* [WORK TO BE COMPLETED]:
Your task is to print the listing exactly as it stands.
---
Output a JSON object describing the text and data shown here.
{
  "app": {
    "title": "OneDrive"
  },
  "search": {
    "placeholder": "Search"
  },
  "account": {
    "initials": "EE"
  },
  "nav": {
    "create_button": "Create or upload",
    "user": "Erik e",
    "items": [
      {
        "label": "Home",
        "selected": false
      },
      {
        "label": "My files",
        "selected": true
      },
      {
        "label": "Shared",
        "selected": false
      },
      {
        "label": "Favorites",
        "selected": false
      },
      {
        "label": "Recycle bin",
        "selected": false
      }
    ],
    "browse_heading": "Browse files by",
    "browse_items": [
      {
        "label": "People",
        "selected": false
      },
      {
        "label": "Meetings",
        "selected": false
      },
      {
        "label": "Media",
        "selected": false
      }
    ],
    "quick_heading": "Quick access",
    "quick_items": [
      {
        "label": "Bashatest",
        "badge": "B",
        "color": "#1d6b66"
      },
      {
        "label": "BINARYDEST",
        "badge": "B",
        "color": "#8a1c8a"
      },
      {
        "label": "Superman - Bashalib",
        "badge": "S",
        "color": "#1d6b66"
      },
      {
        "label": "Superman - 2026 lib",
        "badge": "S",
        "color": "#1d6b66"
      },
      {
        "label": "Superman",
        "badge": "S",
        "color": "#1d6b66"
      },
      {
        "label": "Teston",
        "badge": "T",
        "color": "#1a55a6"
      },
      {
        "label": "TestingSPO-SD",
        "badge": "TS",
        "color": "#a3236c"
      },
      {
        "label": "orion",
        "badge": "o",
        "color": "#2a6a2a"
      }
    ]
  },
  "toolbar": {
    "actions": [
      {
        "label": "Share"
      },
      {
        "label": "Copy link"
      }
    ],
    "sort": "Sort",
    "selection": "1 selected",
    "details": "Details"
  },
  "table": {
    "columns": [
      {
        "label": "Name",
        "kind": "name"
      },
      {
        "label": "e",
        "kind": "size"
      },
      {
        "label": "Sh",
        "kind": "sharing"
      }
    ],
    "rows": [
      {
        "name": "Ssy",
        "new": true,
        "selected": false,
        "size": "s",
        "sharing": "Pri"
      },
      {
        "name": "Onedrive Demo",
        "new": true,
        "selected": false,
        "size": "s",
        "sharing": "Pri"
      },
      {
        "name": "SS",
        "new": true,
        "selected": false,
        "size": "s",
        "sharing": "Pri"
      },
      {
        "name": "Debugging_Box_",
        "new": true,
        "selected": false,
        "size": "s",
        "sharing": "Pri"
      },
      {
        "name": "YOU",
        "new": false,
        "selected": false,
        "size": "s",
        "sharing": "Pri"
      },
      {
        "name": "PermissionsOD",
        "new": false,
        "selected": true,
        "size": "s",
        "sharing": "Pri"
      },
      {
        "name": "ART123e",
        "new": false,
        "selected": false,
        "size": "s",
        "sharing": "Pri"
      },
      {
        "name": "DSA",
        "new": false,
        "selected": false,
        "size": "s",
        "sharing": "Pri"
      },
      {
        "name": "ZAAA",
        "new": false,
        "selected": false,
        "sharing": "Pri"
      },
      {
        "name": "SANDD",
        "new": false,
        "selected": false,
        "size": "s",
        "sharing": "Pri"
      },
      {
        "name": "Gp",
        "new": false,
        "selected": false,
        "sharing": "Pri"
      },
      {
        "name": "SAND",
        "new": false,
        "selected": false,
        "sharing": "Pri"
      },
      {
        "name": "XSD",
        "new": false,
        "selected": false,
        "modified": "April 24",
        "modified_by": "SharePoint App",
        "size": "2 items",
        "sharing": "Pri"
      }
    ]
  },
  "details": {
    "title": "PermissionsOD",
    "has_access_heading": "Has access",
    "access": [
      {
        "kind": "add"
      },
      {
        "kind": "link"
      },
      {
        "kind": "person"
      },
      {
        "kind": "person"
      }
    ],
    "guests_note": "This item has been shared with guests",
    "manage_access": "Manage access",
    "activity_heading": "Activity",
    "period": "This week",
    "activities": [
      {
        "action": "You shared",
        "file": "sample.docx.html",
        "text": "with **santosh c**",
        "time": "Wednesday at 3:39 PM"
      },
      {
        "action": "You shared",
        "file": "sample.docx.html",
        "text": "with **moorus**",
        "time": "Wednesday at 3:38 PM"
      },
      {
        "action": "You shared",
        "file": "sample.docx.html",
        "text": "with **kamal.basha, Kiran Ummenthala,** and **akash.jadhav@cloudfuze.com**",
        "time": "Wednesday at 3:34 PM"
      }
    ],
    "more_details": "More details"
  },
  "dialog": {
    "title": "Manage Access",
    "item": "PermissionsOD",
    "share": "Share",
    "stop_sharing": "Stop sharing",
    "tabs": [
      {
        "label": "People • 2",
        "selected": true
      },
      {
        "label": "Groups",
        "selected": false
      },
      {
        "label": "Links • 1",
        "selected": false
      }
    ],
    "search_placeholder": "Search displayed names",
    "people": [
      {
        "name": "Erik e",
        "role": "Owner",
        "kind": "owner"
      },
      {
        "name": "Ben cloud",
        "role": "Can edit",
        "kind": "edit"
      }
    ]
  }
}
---
* [RESPONSE TO THE TASK]:
Output a JSON object describing the text and data shown here.
{
  "app": {
    "title": "OneDrive"
  },
  "search": {
    "placeholder": "Search"
  },
  "account": {
    "initials": "EE"
  },
  "nav": {
    "create_button": "Create or upload",
    "user": "Erik e",
    "items": [
      {
        "label": "Home",
        "selected": false
      },
      {
        "label": "My files",
        "selected": true
      },
      {
        "label": "Shared",
        "selected": false
      },
      {
        "label": "Favorites",
        "selected": false
      },
      {
        "label": "Recycle bin",
        "selected": false
      }
    ],
    "browse_heading": "Browse files by",
    "browse_items": [
      {
        "label": "People",
        "selected": false
      },
      {
        "label": "Meetings",
        "selected": false
      },
      {
        "label": "Media",
        "selected": false
      }
    ],
    "quick_heading": "Quick access",
    "quick_items": [
      {
        "label": "Bashatest",
        "badge": "B",
        "color": "#1d6b66"
      },
      {
        "label": "BINARYDEST",
        "badge": "B",
        "color": "#8a1c8a"
      },
      {
        "label": "Superman - Bashalib",
        "badge": "S",
        "color": "#1d6b66"
      },
      {
        "label": "Superman - 2026 lib",
        "badge": "S",
        "color": "#1d6b66"
      },
      {
        "label": "Superman",
        "badge": "S",
        "color": "#1d6b66"
      },
      {
        "label": "Teston",
        "badge": "T",
        "color": "#1a55a6"
      },
      {
        "label": "TestingSPO-SD",
        "badge": "TS",
        "color": "#a3236c"
      },
      {
        "label": "orion",
        "badge": "o",
        "color": "#2a6a2a"
      }
    ]
  },
  "toolbar": {
    "actions": [
      {
        "label": "Share"
      },
      {
        "label": "Copy link"
      }
    ],
    "sort": "Sort",
    "selection": "1 selected",
    "details": "Details"
  },
  "table": {
    "columns": [
      {
        "label": "Name",
        "kind": "name"
      },
      {
        "label": "e",
        "kind": "size"
      },
      {
        "label": "Sh",
        "kind": "sharing"
      }
    ],
    "rows": [
      {
        "name": "Ssy",
        "new": true,
        "selected": false,
        "size": "s",
        "sharing": "Pri"
      },
      {
        "name": "Onedrive Demo",
        "new": true,
        "selected": false,
        "size": "s",
        "sharing": "Pri"
      },
      {
        "name": "SS",
        "new": true,
        "selected": false,
        "size": "s",
        "sharing": "Pri"
      },
      {
        "name": "Debugging_Box_",
        "new": true,
        "selected": false,
        "size": "s",
        "sharing": "Pri"
      },
      {
        "name": "YOU",
        "new": false,
        "selected": false,
        "size": "s",
        "sharing": "Pri"
      },
      {
        "name": "PermissionsOD",
        "new": false,
        "selected": true,
        "size": "s",
        "sharing": "Pri"
      },
      {
        "name": "ART123e",
        "new": false,
        "selected": false,
        "size": "s",
        "sharing": "Pri"
      },
      {
        "name": "DSA",
        "new": false,
        "selected": false,
        "size": "s",
        "sharing": "Pri"
      },
      {
        "name": "ZAAA",
        "new": false,
        "selected": false,
        "sharing": "Pri"
      },
      {
        "name": "SANDD",
        "new": false,
        "selected": false,
        "size": "s",
        "sharing": "Pri"
      },
      {
        "name": "Gp",
        "new": false,
        "selected": false,
        "sharing": "Pri"
      },
      {
        "name": "SAND",
        "new": false,
        "selected": false,
        "sharing": "Pri"
      },
      {
        "name": "XSD",
        "new": false,
        "selected": false,
        "modified": "April 24",
        "modified_by": "SharePoint App",
        "size": "2 items",
        "sharing": "Pri"
      }
    ]
  },
  "details": {
    "title": "PermissionsOD",
    "has_access_heading": "Has access",
    "access": [
      {
        "kind": "add"
      },
      {
        "kind": "link"
      },
      {
        "kind": "person"
      },
      {
        "kind": "person"
      }
    ],
    "guests_note": "This item has been shared with guests",
    "manage_access": "Manage access",
    "activity_heading": "Activity",
    "period": "This week",
    "activities": [
      {
        "action": "You shared",
        "file": "sample.docx.html",
        "text": "with **santosh c**",
        "time": "Wednesday at 3:39 PM"
      },
      {
        "action": "You shared",
        "file": "sample.docx.html",
        "text": "with **moorus**",
        "time": "Wednesday at 3:38 PM"
      },
      {
        "action": "You shared",
        "file": "sample.docx.html",
        "text": "with **kamal.basha, Kiran Ummenthala,** and **akash.jadhav@cloudfuze.com**",
        "time": "Wednesday at 3:34 PM"
      }
    ],
    "more_details": "More details"
  },
  "dialog": {
    "title": "Manage Access",
    "item": "PermissionsOD",
    "share": "Share",
    "stop_sharing": "Stop sharing",
    "tabs": [
      {
        "label": "People • 2",
        "selected": true
      },
      {
        "label": "Groups",
        "selected": false
      },
      {
        "label": "Links • 1",
        "selected": false
      }
    ],
    "search_placeholder": "Search displayed names",
    "people": [
      {
        "name": "Erik e",
        "role": "Owner",
        "kind": "owner"
      },
      {
        "name": "Ben cloud",
        "role": "Can edit",
        "kind": "edit"
      }
    ]
  }
}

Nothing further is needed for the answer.